April 26, 2006 marked the 20th anniversary of the Chernobyl accident. At 1:23 am, the Chernobyl Nuclear Power Plant’s Reactor #4 blew up after operators botched a safety test, triggering the world’s worst nuclear disaster to date. Twenty years later, the long shadow of Chernobyl continues to darken lives – socially, environmentally, and physically.
While governments are playing down the long term consequences of the accident, those scientists and medical personnel able to speak out independently see a clear connection between the high number of health anomalies in children and the fallout in given areas. These findings have enlisted the support of several international aid organizations, such as the Chernobyl Children’s Project International – which has funded institutions that care for mentally and physically disabled children in the affected regions.
Seventy percent of the fallout drifted into Belarus, contaminating nearly a quarter of that country. Mobile medical units visiting schools and government buildings are still detecting thyroid anomalies. Women, who were exposed to the fallout as children are now reaching child-bearing age; fearful of what radiation may have done to their genes, they worry about giving birth to unhealthy babies.

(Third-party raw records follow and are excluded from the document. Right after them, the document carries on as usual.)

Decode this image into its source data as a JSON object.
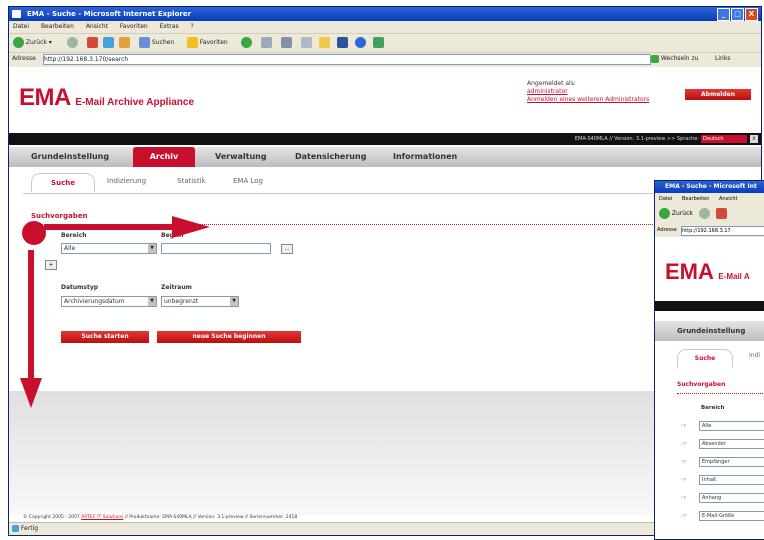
{
  "window": {
    "title": "EMA - Suche - Microsoft Internet Explorer",
    "controls": [
      "_",
      "□",
      "X"
    ]
  },
  "menu": [
    "Datei",
    "Bearbeiten",
    "Ansicht",
    "Favoriten",
    "Extras",
    "?"
  ],
  "toolbar": {
    "back": "Zurück",
    "search": "Suchen",
    "favorites": "Favoriten"
  },
  "address": {
    "label": "Adresse",
    "url": "http://192.168.3.170/search",
    "go": "Wechseln zu",
    "links": "Links"
  },
  "header": {
    "logo_big": "EMA",
    "logo_small": "E-Mail Archive Appliance",
    "logged_in_label": "Angemeldet als:",
    "user": "administrator",
    "other_login": "Anmelden eines weiteren Administrators",
    "logout": "Abmelden"
  },
  "infobar": {
    "version": "EMA-S40MLA // Version: 3.1-preview >> Sprache:",
    "language": "Deutsch",
    "close": "x"
  },
  "nav": [
    "Grundeinstellung",
    "Archiv",
    "Verwaltung",
    "Datensicherung",
    "Informationen"
  ],
  "subtabs": [
    "Suche",
    "Indizierung",
    "Statistik",
    "EMA Log"
  ],
  "form": {
    "section": "Suchvorgaben",
    "bereich_label": "Bereich",
    "begriff_label": "Begriff",
    "bereich_value": "Alle",
    "more_button": "...",
    "add_button": "+",
    "datumstyp_label": "Datumstyp",
    "zeitraum_label": "Zeitraum",
    "datumstyp_value": "Archivierungsdatum",
    "zeitraum_value": "unbegrenzt",
    "start_button": "Suche starten",
    "new_button": "neue Suche beginnen"
  },
  "footer": {
    "copyright_prefix": "© Copyright 2005 - 2007 ",
    "company": "ARTEC IT Solutions",
    "copyright_suffix": " // Produktname: EMA-S40MLA // Version: 3.1-preview // Seriennummer: 2418"
  },
  "status": {
    "text": "Fertig"
  },
  "second_window": {
    "title": "EMA - Suche - Microsoft Int",
    "menu": [
      "Datei",
      "Bearbeiten",
      "Ansicht"
    ],
    "back": "Zurück",
    "address_label": "Adresse",
    "url": "http://192.168.3.17",
    "logo_big": "EMA",
    "logo_small": "E-Mail A",
    "nav": "Grundeinstellung",
    "tab_active": "Suche",
    "tab_next": "Indi",
    "section": "Suchvorgaben",
    "bereich_label": "Bereich",
    "options": [
      "Alle",
      "Absender",
      "Empfänger",
      "Inhalt",
      "Anhang",
      "E-Mail-Größe"
    ]
  },
  "colors": {
    "brand_red": "#c8102e",
    "titlebar_blue": "#0a3cb8",
    "black_bar": "#111111"
  }
}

While the debate over the cause of the rise in birth defects, heart disease and cancers continues, Chernobyl’s otherwise voiceless victims had the grace and courage to allow their suffering to be documented solely in the hope that tragedies like Chernobyl be prevented in the future.